What you should do: Return the lines below that contain the word "auth".

*** Opening Material for this task ***

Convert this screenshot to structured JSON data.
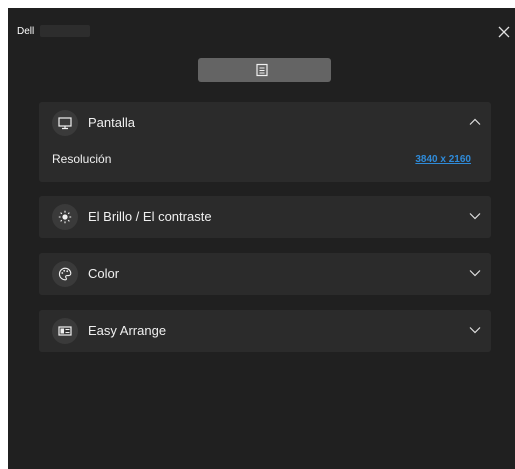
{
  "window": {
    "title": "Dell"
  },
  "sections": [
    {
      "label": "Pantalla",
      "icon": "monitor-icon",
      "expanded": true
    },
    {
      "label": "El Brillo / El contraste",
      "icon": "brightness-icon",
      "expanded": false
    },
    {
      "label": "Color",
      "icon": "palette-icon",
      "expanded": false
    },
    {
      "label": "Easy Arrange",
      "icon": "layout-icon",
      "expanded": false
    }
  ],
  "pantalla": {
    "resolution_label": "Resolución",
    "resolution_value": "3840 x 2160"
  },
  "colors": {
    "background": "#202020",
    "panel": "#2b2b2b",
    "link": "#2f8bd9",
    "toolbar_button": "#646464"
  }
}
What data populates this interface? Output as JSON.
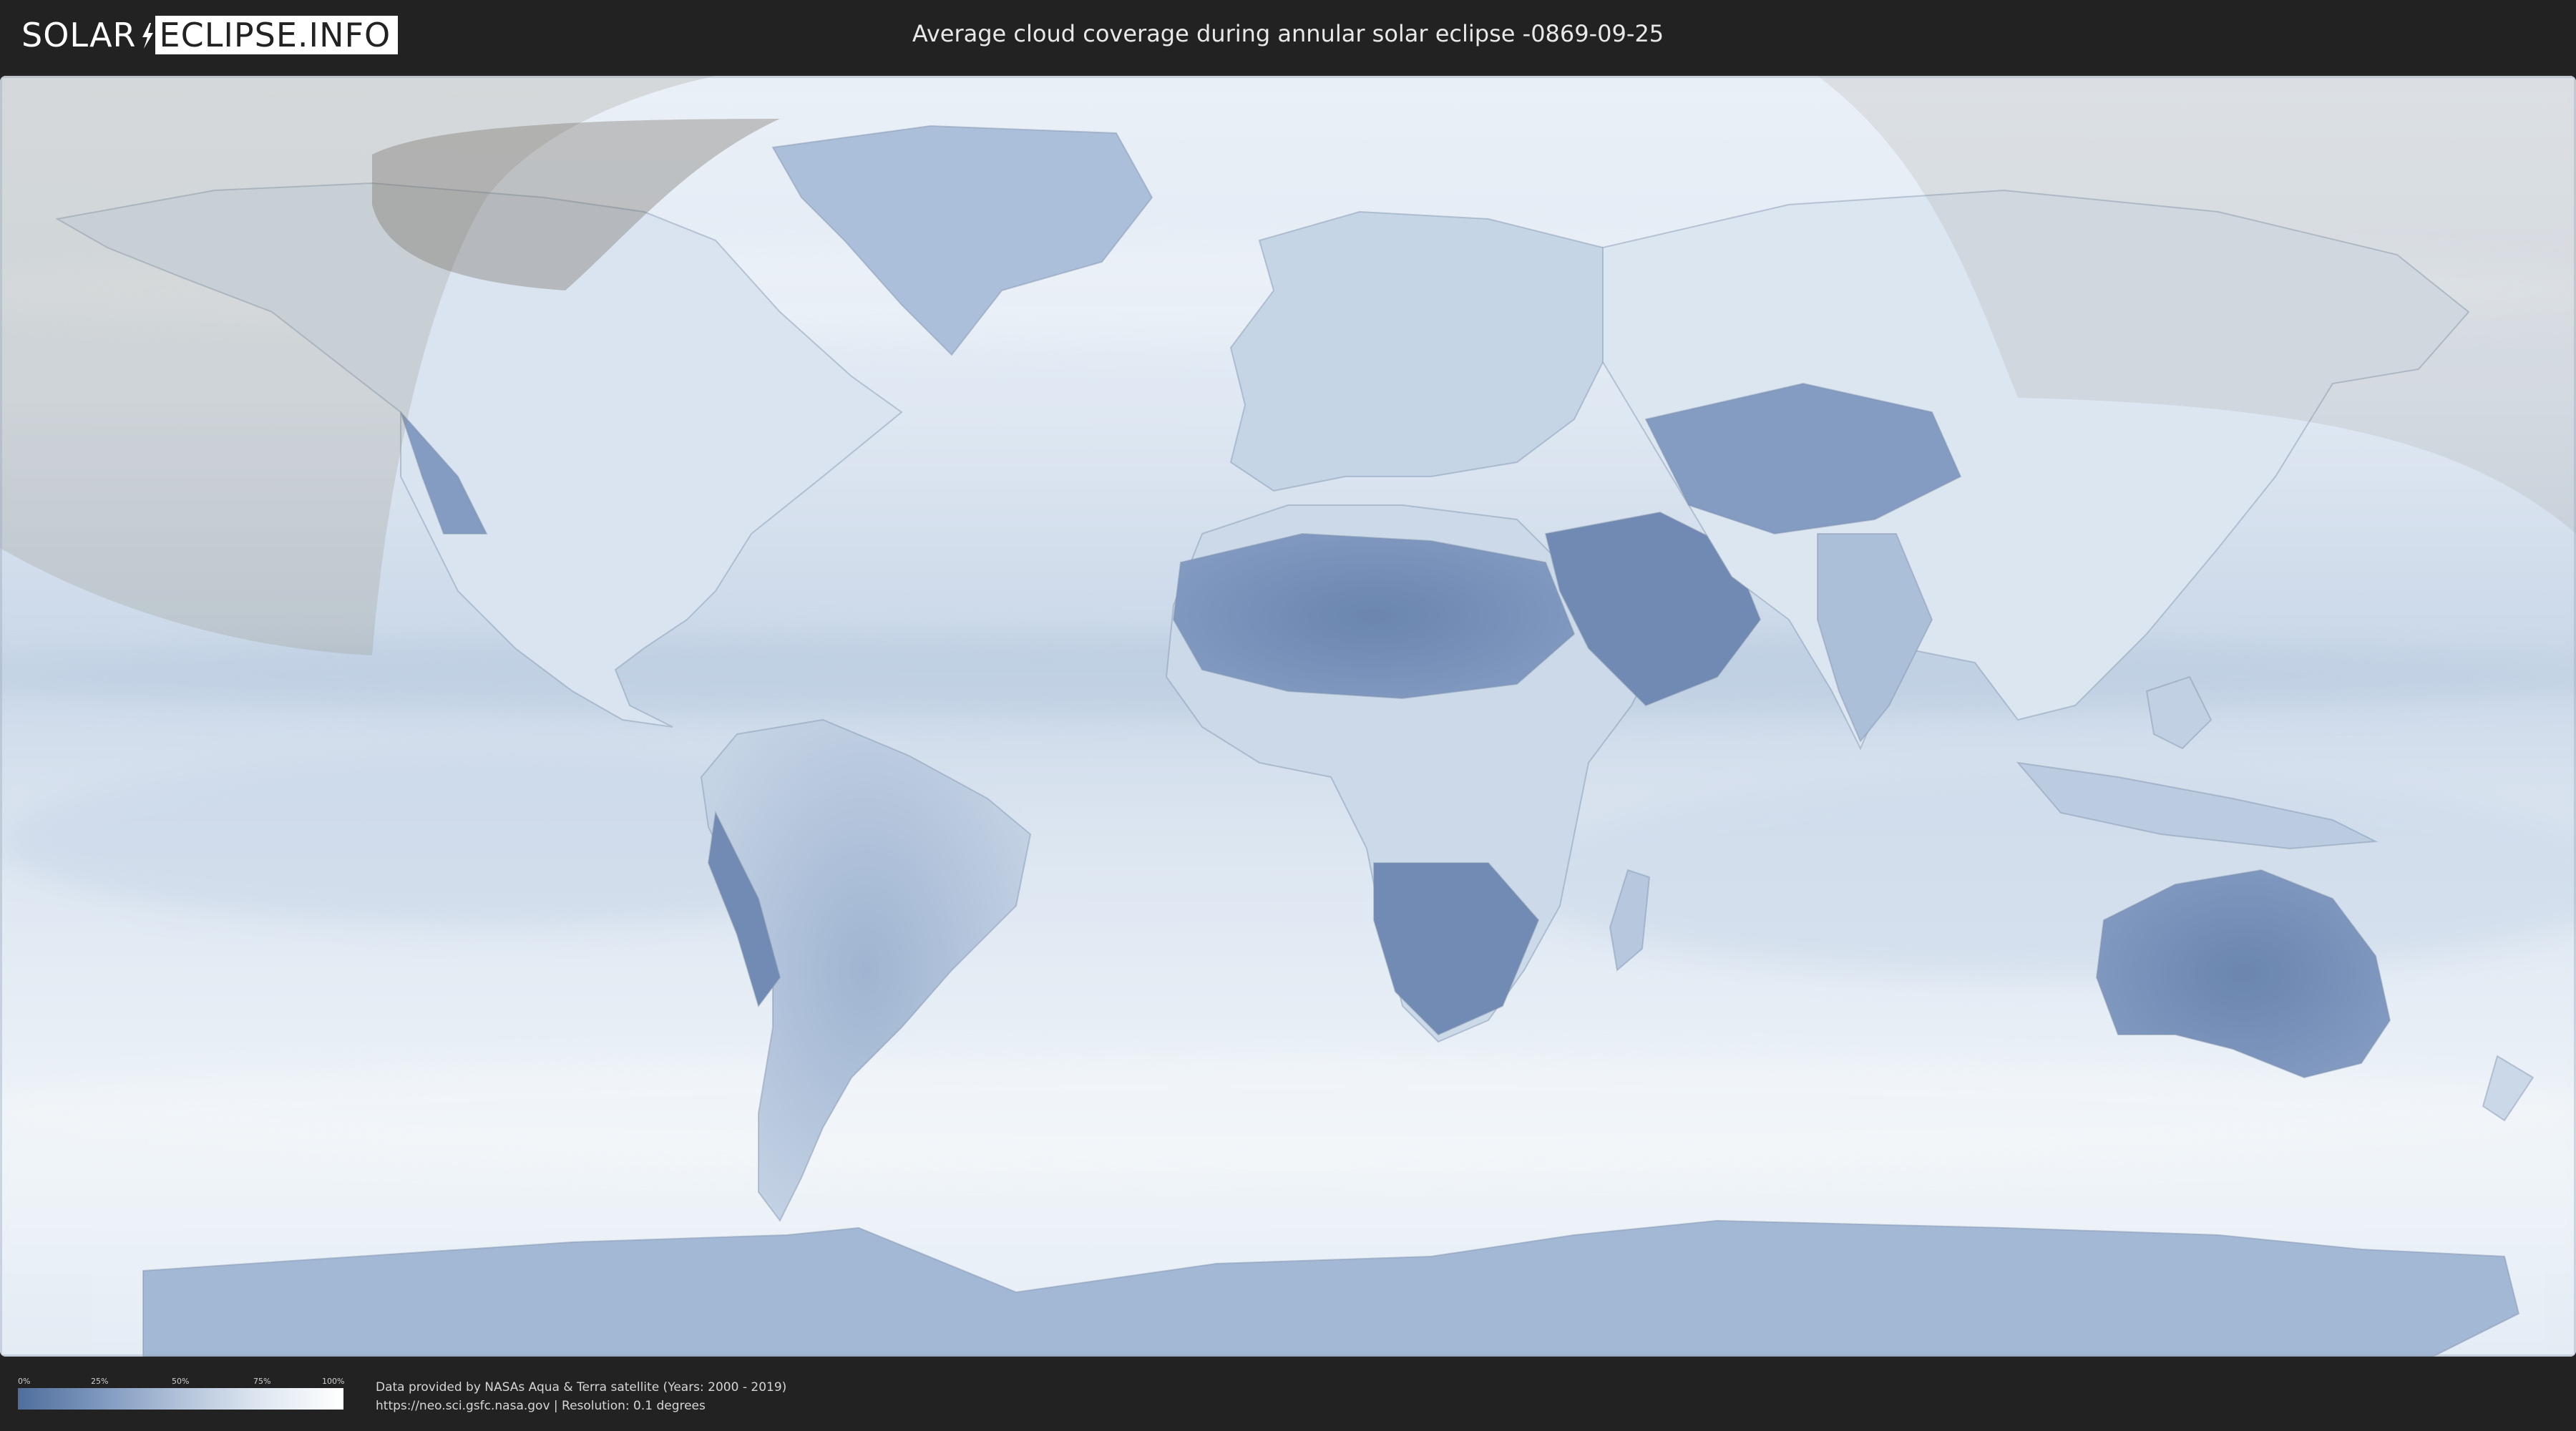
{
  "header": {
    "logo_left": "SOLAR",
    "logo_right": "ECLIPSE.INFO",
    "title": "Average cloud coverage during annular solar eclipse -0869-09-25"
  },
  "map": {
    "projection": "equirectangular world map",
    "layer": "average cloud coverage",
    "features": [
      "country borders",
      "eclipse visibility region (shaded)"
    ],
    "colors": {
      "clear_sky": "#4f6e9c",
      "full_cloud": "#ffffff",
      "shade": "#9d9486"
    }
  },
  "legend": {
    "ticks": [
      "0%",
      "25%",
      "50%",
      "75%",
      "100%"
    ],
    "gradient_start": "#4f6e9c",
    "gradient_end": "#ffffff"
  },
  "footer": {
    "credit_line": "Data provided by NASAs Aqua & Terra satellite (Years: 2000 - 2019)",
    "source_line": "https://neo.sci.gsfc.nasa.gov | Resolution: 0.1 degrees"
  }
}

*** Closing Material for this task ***
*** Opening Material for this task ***

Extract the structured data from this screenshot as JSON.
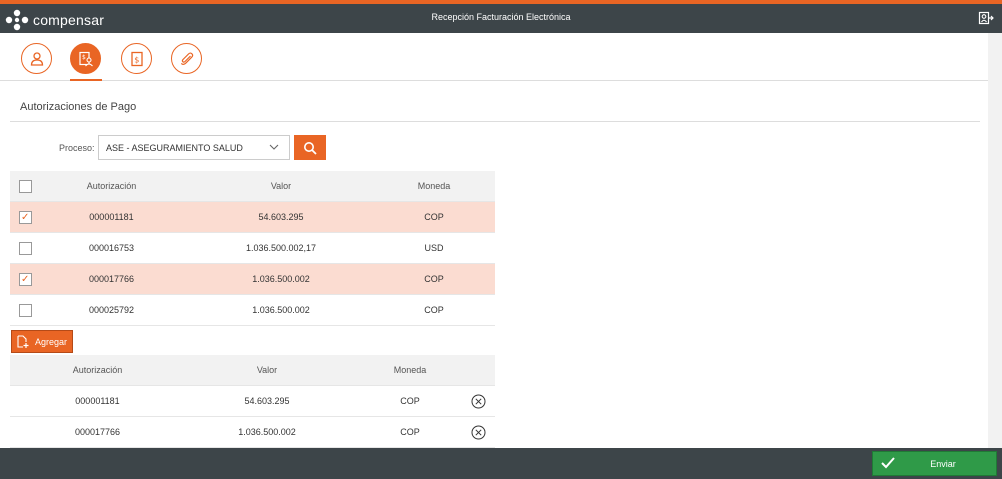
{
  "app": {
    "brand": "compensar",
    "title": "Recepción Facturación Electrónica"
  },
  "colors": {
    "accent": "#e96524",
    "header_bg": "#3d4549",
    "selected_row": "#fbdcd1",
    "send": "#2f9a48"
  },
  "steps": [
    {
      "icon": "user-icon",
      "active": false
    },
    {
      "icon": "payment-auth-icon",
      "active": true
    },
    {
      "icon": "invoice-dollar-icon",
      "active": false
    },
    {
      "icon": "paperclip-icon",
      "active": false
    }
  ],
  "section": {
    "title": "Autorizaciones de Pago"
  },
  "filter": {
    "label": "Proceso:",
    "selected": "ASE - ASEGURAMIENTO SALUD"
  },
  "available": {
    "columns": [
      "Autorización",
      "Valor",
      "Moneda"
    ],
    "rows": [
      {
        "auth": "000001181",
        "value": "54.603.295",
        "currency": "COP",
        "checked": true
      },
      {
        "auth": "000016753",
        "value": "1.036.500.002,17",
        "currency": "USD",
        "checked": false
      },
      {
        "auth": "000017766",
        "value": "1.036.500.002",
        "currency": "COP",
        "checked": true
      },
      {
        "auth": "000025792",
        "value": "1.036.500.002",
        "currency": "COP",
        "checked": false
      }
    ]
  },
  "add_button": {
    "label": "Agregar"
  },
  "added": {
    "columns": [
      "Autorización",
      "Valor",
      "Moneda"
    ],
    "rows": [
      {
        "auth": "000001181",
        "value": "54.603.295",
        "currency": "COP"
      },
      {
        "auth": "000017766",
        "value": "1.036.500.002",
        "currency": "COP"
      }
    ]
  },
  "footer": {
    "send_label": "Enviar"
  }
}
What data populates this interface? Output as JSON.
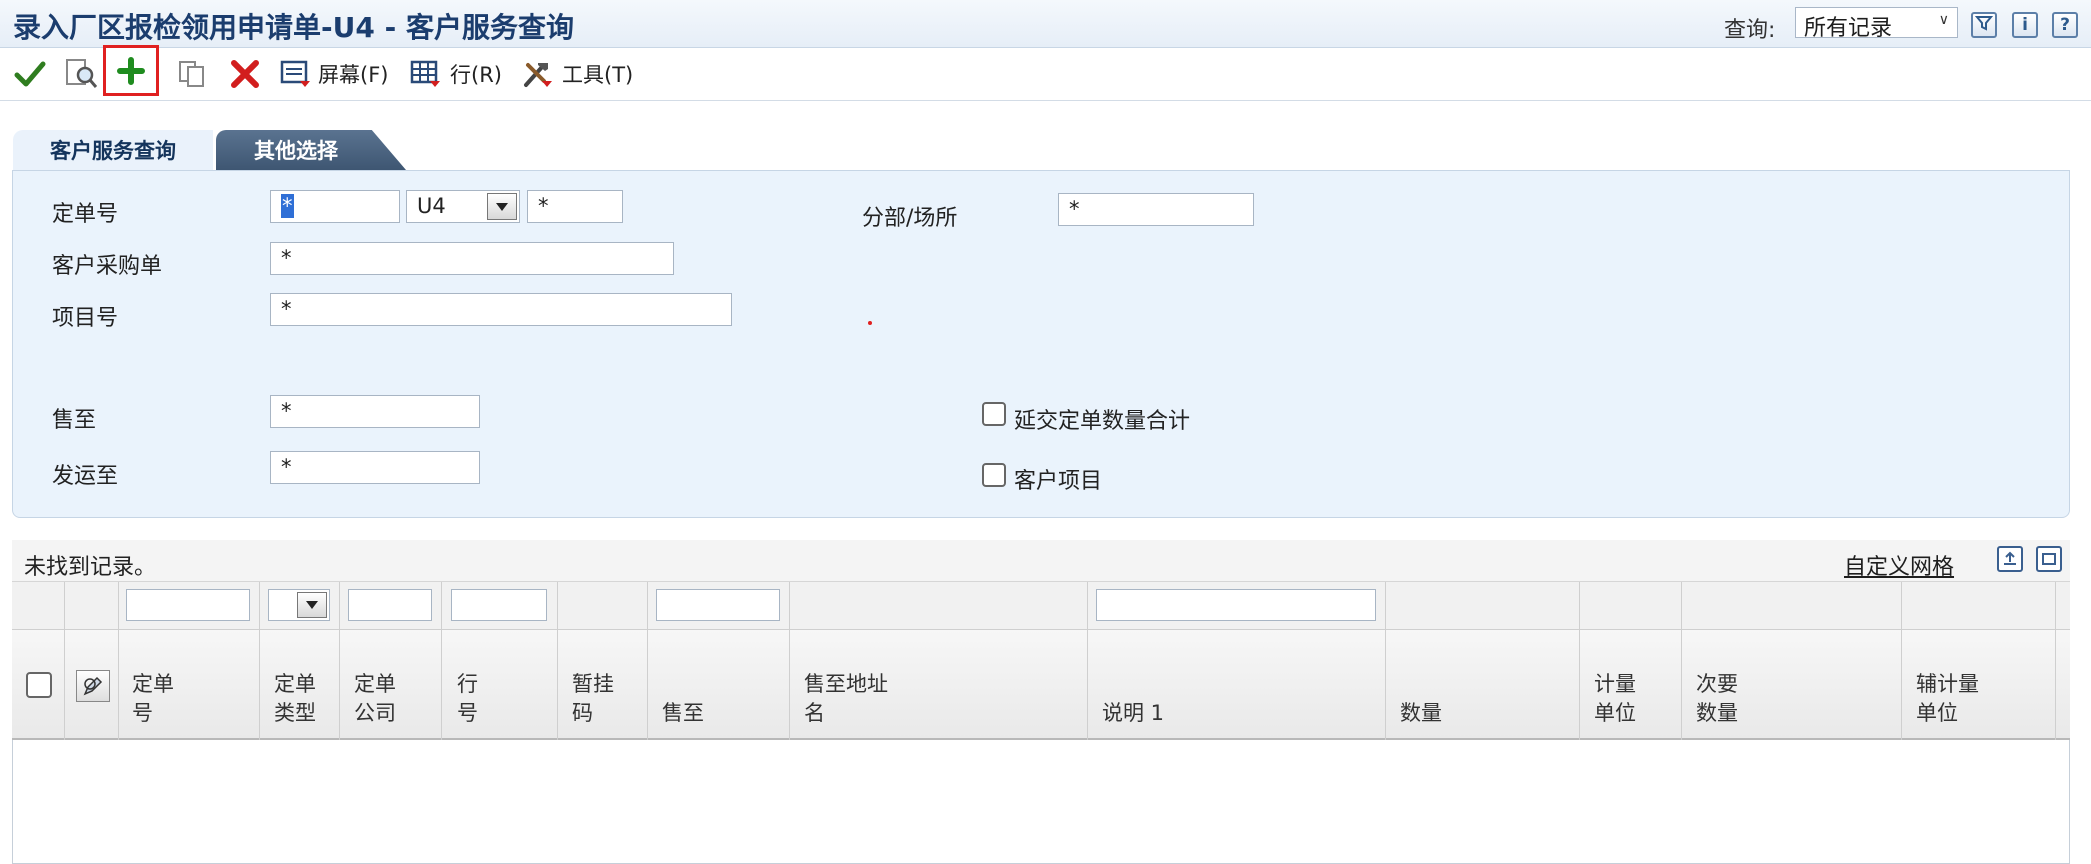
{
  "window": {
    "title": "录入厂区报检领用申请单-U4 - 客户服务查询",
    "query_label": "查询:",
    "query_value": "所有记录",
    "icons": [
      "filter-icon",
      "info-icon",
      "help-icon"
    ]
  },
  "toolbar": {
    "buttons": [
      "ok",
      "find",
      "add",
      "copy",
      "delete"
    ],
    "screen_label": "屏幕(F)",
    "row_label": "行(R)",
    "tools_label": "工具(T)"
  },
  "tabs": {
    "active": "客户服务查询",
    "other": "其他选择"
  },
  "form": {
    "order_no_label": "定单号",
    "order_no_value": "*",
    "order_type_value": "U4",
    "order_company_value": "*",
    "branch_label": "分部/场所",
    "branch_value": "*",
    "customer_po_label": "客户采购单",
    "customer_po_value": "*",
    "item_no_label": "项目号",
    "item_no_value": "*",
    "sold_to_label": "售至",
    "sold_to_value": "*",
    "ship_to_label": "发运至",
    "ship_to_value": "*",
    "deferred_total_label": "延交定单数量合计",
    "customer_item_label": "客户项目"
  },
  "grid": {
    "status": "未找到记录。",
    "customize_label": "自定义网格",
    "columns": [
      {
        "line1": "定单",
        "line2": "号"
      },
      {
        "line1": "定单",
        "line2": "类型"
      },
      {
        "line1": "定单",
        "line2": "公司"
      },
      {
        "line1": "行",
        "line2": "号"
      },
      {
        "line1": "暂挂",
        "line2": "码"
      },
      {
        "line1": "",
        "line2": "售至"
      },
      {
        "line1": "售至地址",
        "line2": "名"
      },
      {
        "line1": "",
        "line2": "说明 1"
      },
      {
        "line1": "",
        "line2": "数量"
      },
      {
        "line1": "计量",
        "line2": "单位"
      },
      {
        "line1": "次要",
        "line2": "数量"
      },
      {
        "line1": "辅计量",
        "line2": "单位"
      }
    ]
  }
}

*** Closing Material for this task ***

Exercise output:
      "icon": "payment-auth-icon",
        "auth": "000001181",
        "auth": "000016753",
        "auth": "000017766",
        "auth": "000025792",
        "auth": "000001181",
        "auth": "000017766",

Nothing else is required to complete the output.